The plan means that all existing directors of the firm will resign ‘in due course’. Once completed in October, the deal grants S&G’s lenders 95% ownership of the company’s equity. Existing shareholders will be left with less than 5% equity. The lenders have already committed to providing the firm with A$40m working capital facility, with a potential three year A$30m senior debt facility for future financial flexibility. 

Grech’s exit announcement follows the service by S&G’s UK subsidiary of a £637m London High Court claim form on Watchstone Group earlier this month.

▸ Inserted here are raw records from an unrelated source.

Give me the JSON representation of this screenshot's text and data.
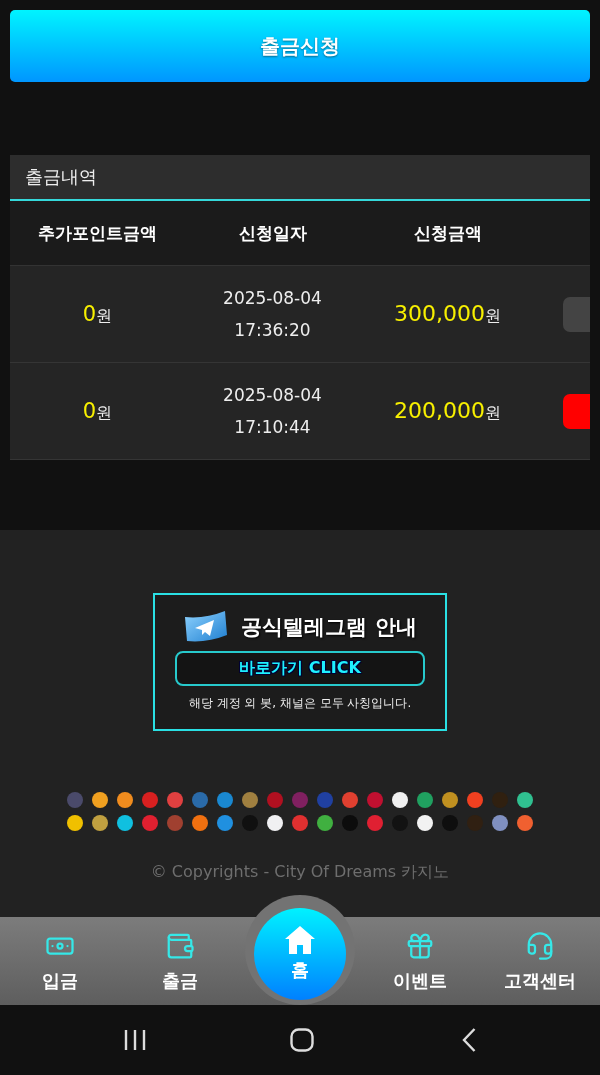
{
  "withdraw_button": {
    "label": "출금신청"
  },
  "history": {
    "title": "출금내역",
    "columns": [
      "추가포인트금액",
      "신청일자",
      "신청금액"
    ],
    "rows": [
      {
        "points": "0",
        "points_unit": "원",
        "date": "2025-08-04",
        "time": "17:36:20",
        "amount": "300,000",
        "amount_unit": "원",
        "status_button": {
          "color": "#444444"
        }
      },
      {
        "points": "0",
        "points_unit": "원",
        "date": "2025-08-04",
        "time": "17:10:44",
        "amount": "200,000",
        "amount_unit": "원",
        "status_button": {
          "color": "#ff0000"
        }
      }
    ]
  },
  "telegram_banner": {
    "title": "공식텔레그램 안내",
    "link": "바로가기 CLICK",
    "notice": "해당 계정 외 봇, 채널은 모두 사칭입니다."
  },
  "providers": [
    {
      "color": "#4a4a6a"
    },
    {
      "color": "#f0a020"
    },
    {
      "color": "#f08c1e"
    },
    {
      "color": "#d82020"
    },
    {
      "color": "#e04040"
    },
    {
      "color": "#2a6aa8"
    },
    {
      "color": "#1a88d0"
    },
    {
      "color": "#a08040"
    },
    {
      "color": "#b01020"
    },
    {
      "color": "#802060"
    },
    {
      "color": "#2040a0"
    },
    {
      "color": "#e04030"
    },
    {
      "color": "#c01030"
    },
    {
      "color": "#f0f0f0"
    },
    {
      "color": "#20a060"
    },
    {
      "color": "#c09020"
    },
    {
      "color": "#f04020"
    },
    {
      "color": "#302010"
    },
    {
      "color": "#30c090"
    },
    {
      "color": "#f0c000"
    },
    {
      "color": "#c0a040"
    },
    {
      "color": "#10c0e0"
    },
    {
      "color": "#e02030"
    },
    {
      "color": "#a04030"
    },
    {
      "color": "#f07010"
    },
    {
      "color": "#2090e0"
    },
    {
      "color": "#101010"
    },
    {
      "color": "#f0f0f2"
    },
    {
      "color": "#e03030"
    },
    {
      "color": "#40b040"
    },
    {
      "color": "#0c0c0c"
    },
    {
      "color": "#e02032"
    },
    {
      "color": "#121212"
    },
    {
      "color": "#f2f2f2"
    },
    {
      "color": "#0e0e0e"
    },
    {
      "color": "#302012"
    },
    {
      "color": "#8090c0"
    },
    {
      "color": "#f06030"
    }
  ],
  "copyright": "© Copyrights - City Of Dreams 카지노",
  "bottom_nav": [
    {
      "label": "입금",
      "kind": "tab"
    },
    {
      "label": "출금",
      "kind": "tab"
    },
    {
      "label": "홈",
      "kind": "center"
    },
    {
      "label": "이벤트",
      "kind": "tab"
    },
    {
      "label": "고객센터",
      "kind": "tab"
    }
  ]
}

The claim alleges that the UK-headquartered technology company, then known as Quindell, fraudulently misrepresented its finances during S&G’s buyout of Quindell’s professional services arm in 2015.

S&G claimed that Watchstone also breached its warranties relating to the sale. S&G maintain that the purchase would not have occurred had Watchstone properly represented its position.

S&G is in a troubled financial position, posting a 34% drop in total revenues in February this year. The figure fell from A$487.5m to A$322.7m.


Legal Business

Slater and Gordon serves £637m claim form on Watchstone for misrepresentation on sale

Slater and Gordon (S&G)’s UK subsidiary has served a £637m claim form on Watchstone Group in London’s High Court, for fraudulently misrepresenting the company on its 2015 buyout.

The Australian law firm told the Australian Stock Exchange (ASX) on 14 June that it had served the claim, after confirming its intention to do so last month.

The claim relates to S&G’s purchase of Watchstone’s professional services arm. S&G alleges the technology services company misrepresented itself and breached its warranties, maintaining that the purchase would not have taken place had the company, then known as Quindell, properly represented its position.

S&G UK is represented by CMS Cameron McKenna Nabarro Olswang LLP.

UK-headquartered Watchstone confirmed receipt of the £637m claim and said that it would defend the action ‘robustly.’ Watchstone expects to file its defence in a month’s time, Legal Business understands.

Describing S&G’s claims as ‘groundless and without merit’ a Watchstone spokesperson said in a statement that S&G has ‘continuously refused to disclose key relevant evidence in its possession’ and that it would ‘intend to seek its disclosure at the earliest possible opportunity,’ following the claim’s service.

In May, Watchstone also dismissed the merit of S&G’s claim, citing the findings of an independent barrister who estimated that the claim lacked 50 per cent prospects of success.

S&G purchased the professional services division of Quindell after it generated revenues of nearly £180m in just the first half of 2014. The alternative business structure (ABS) covers legal services mostly relating to personal injury but also included marketing and motor services.

The firm, which made 80% of its UK revenue from personal injury claims, lost half its stock value in November 2015 after the UK government unexpectedly announced plans to limit the number of personal injury claims.

In 2016, S&G told ASX that £50m of the purchase price for the acquisition would be held in escrow against warranty claims that might arise under the share purchase agreement. In January 2016, S&G’s lenders it appointed investigative accountants for an internal review.

S&G is in a difficult financial position. In February S&G posted a 34% fall in total revenues, the figure falling from A$487.5m to A$322.7m.